Unwanted cell growth in the lymph line or blood vessels is termed Kaposi sarcoma (KS). The usual sites of this cancer development are on the skin or mucosal surfaces such as inside the mouth. However, other body parts like lymph nodes, the digestive tract, and the lungs can also get affected with Kaposi sarcoma. Purple, red, or brown spots or tumors on the skin are the characteristic feature of KS. These affected parts are called lesions. Patients with KS often have such skin lesions on their legs and face that negatively affect their aesthetic beauty. In certain cases, lesions on the legs and feet or in the groin area swell up and painful. Otherwise, these skin lesions are asymptomatic. Kaposi sarcomas are in the lungs, liver, or digestive tract become a serious health problem and may cause life-threatening. Tumors in the lungs cause breathing difficulty and KS in the digestive tract leads to internal bleeding.
Types of Kaposi sarcoma
Different populations have mentioned four different varieties of Kaposi sarcomas which are as follows:
Epidemic (AIDS-associated) Kaposi sarcoma: This is a common type of KS in the US. This type of KS is considered an AIDS-defining illness which means that HIV-infected patients who are not just HIV-positive develop KS as a serious outcome of the HIV infection. In this type of KS, patients have compromised immune system functioning.
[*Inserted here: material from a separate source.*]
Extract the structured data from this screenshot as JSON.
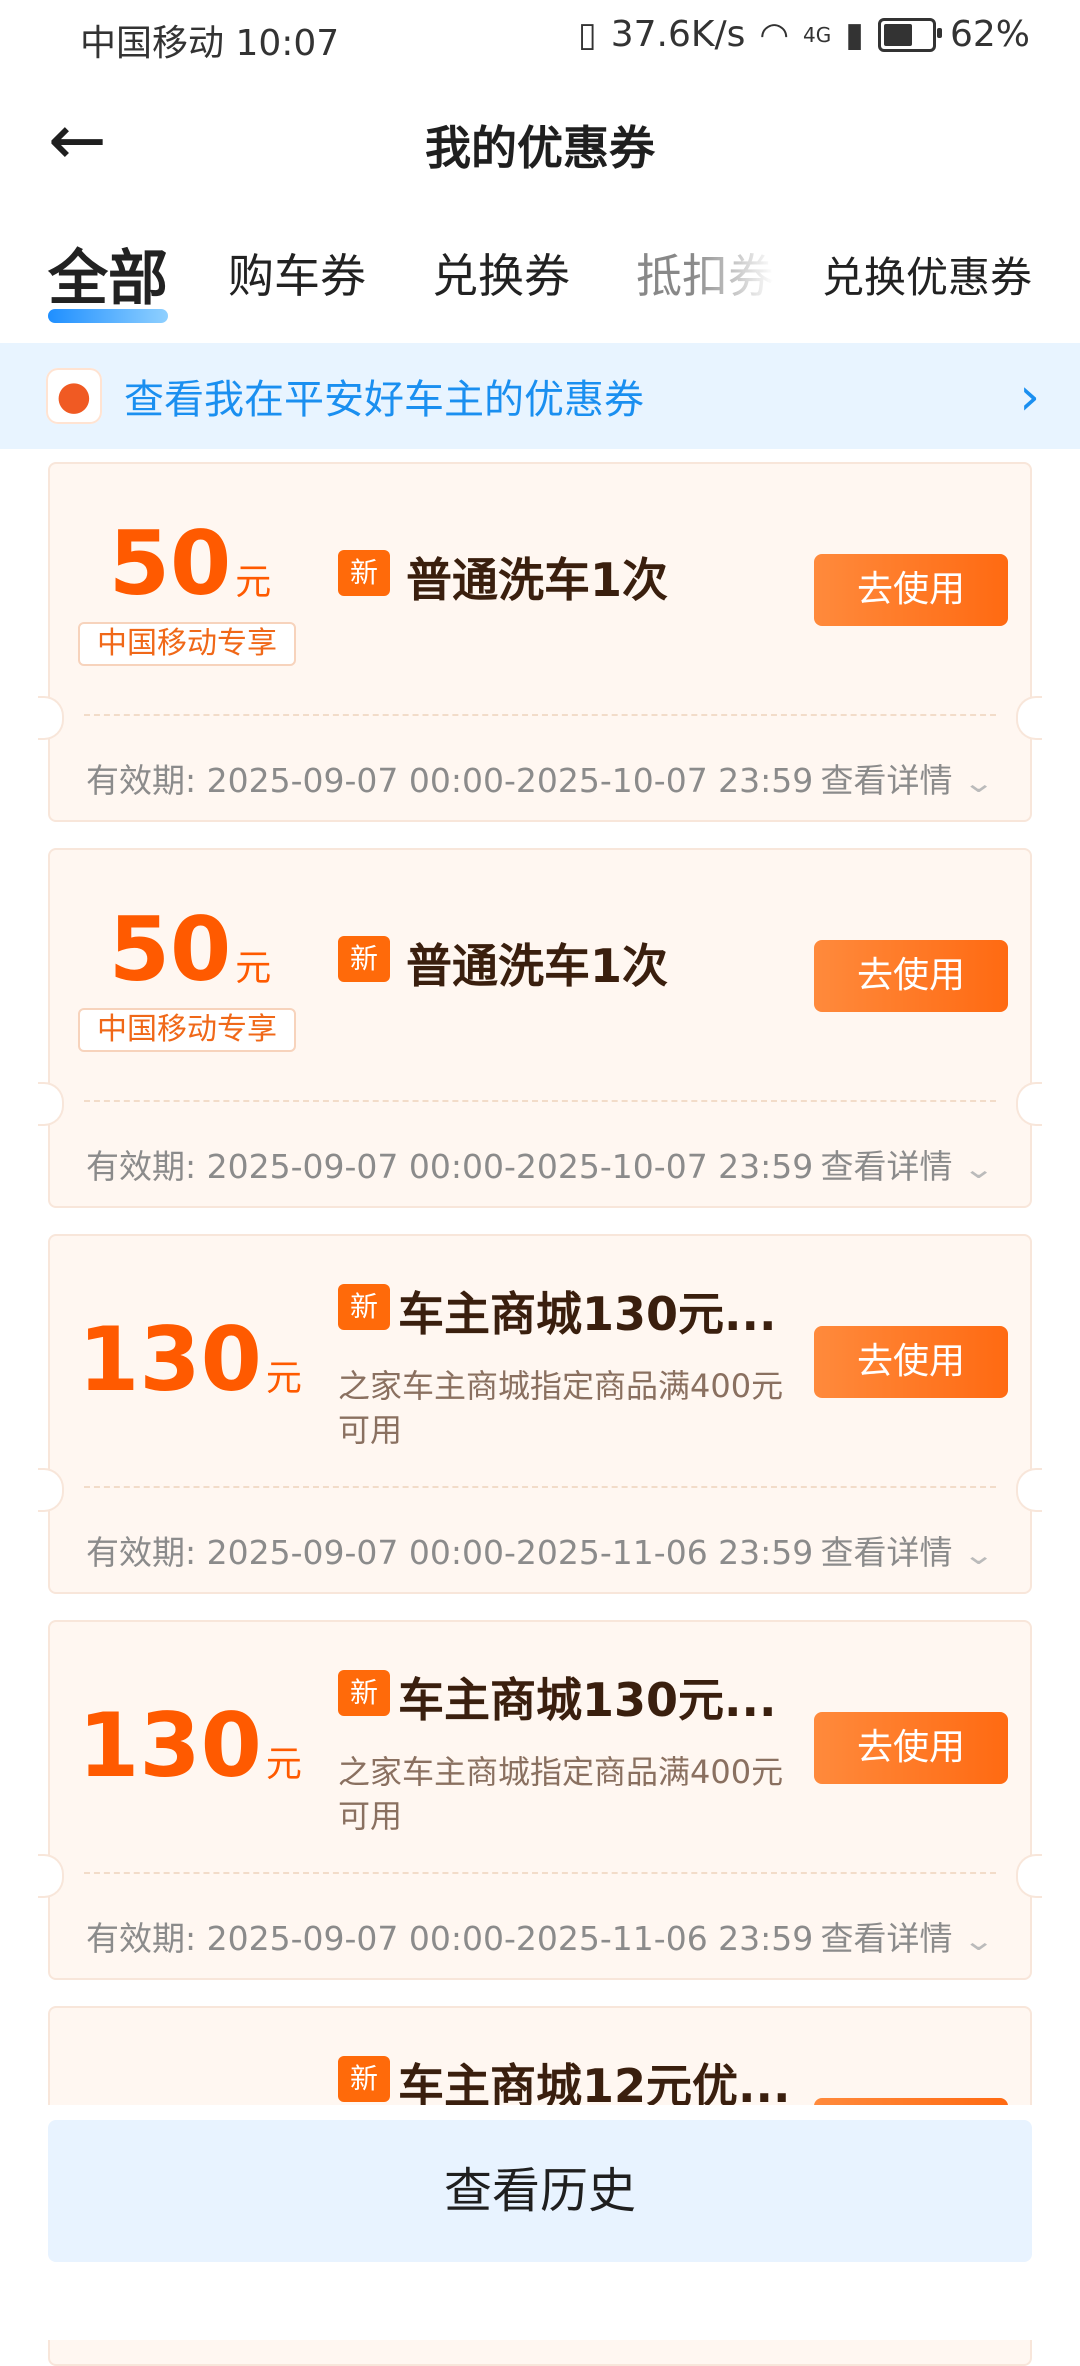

Classic (Mediterranean) Kaposi sarcoma: This occurs mainly in the older generation of males and females who live in Mediterranean, Eastern European, and Middle Eastern heritage. Patients with classic KS typically have single or multiple lesions on the legs, ankles, or the soles of their feet. But the growth rate of this type of lesion is a slower and also slower progression of new development compared to other types of KS.
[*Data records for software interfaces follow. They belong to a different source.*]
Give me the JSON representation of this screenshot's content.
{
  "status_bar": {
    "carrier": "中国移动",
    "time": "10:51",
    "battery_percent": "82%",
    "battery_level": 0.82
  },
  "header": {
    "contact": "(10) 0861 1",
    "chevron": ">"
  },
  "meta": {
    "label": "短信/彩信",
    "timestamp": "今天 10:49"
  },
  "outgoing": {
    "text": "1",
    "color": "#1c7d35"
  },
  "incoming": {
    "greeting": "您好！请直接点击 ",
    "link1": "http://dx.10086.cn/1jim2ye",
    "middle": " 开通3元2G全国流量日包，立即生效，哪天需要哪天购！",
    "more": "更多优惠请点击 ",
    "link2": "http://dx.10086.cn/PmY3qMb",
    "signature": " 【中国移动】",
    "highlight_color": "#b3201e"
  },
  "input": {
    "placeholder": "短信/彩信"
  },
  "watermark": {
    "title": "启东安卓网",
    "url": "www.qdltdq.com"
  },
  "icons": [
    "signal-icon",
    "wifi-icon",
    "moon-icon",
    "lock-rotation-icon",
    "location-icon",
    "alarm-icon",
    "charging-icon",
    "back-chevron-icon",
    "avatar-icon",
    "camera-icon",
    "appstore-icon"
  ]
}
Endemic (African) Kaposi sarcoma: This is a type of herpes virus infection associated with KS. This type of KS affects younger people who have poor immunity may because of chronic infections or malnutrition.
Iatrogenic (transplant-related) Kaposi sarcoma: Patients with organ transplantation have a higher risk to develop this type of KS. Usually, medicines prescribe after organ transplantation suppresses immune functioning to tackle the rejection possibilities of the new organ. But prolong medication can increase the risk of such type of cancer.
Although KS is categorized into these four different types, the changes within the KS cells are very similar.
Diagnosis of Kaposi sarcoma
Doctor orders a biopsy for findings of any abnormal skin lesion to confirm the Kaposi’s sarcoma. A small piece of tissue is removed in biopsy for examination in the laboratory. Following are the different diagnostic tests include in Kaposi’s sarcoma:
Fecal occult blood test: This is a type of stool test to detect the hidden blood in the stool to identify the sign of Kaposi’s sarcoma in the digestive tract.
Chest X-ray: This test helps to find out the abnormalities that may indicate Kaposi’s sarcoma in the lung.
Bronchoscopy: A thin tube with a tiny camera (bronchoscope) is passed through the nose or mouth into the lungs for visualizing the lining and take samples of abnormal areas of the bronchi attached to the lungs.
Upper endoscopy: A thin tube with a tiny camera (endoscope) passed through the mouth to examine the esophagus, stomach, and first part of your small intestine. If the doctor suspects Kaposi’s sarcoma inside any of these organs by checking the test report, then he will suggest performing a biopsy of the affected tissue to confirm the disease.
Colonoscopy: A thin tube with a tiny camera (colonoscope) is passed through the rectum and advanced into the colon to examine the walls of these organs. Abnormalities suggesting Kaposi’s sarcoma in the rectum or colon can also be biopsied during colonoscopy.
No fixed treatment is recommended for Kaposi’s sarcoma. The treatment plan is depending upon the type of Kaposi’s sarcoma, location and number of lesions, nature of the lesions, and general health.